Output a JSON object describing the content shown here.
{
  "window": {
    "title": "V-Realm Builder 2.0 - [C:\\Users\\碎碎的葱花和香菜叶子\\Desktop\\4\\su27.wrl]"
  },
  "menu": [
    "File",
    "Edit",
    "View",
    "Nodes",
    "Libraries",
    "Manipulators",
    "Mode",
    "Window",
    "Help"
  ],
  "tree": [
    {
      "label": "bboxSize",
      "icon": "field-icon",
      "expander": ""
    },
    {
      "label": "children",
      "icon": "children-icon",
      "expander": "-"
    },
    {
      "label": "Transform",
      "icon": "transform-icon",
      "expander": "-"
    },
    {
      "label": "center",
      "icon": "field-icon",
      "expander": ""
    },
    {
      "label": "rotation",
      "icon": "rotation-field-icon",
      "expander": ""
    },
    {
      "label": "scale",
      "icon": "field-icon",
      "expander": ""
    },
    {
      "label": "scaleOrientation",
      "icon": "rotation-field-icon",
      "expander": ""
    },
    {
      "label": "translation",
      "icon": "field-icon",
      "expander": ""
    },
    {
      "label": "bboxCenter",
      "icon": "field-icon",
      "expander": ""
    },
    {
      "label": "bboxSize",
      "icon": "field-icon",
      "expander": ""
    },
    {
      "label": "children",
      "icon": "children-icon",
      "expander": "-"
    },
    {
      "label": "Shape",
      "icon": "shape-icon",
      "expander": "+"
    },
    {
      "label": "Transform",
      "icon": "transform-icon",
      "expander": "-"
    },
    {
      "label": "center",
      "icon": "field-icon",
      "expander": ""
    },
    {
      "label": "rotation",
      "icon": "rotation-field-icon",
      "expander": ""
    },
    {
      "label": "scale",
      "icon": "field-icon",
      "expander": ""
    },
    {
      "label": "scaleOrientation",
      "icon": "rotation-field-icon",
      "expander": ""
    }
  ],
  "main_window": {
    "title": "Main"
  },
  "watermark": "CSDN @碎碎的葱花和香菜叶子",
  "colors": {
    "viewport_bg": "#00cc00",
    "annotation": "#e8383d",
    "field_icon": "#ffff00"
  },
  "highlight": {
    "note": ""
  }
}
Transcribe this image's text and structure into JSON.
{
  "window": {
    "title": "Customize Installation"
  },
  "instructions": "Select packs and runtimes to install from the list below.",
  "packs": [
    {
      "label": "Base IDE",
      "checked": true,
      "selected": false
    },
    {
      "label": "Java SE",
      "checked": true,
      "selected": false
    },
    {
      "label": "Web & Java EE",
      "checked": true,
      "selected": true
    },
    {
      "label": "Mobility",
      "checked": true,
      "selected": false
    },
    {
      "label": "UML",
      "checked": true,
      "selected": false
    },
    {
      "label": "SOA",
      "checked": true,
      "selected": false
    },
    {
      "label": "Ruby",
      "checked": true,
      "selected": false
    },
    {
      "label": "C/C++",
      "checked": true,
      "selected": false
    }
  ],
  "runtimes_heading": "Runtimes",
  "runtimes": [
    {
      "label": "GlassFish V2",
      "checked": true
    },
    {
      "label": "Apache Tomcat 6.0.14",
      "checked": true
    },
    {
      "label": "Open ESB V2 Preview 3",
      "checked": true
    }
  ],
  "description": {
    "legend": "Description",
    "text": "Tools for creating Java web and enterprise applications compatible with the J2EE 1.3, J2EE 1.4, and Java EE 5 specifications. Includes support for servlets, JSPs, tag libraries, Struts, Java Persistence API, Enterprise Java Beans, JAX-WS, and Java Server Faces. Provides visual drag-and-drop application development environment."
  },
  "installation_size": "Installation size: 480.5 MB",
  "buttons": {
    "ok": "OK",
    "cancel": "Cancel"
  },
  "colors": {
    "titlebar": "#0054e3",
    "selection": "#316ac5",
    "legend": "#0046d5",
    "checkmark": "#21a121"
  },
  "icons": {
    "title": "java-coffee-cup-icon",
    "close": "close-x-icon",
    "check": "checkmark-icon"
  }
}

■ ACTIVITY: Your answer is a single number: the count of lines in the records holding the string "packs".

■ ANSWER FOR THE TASK: 2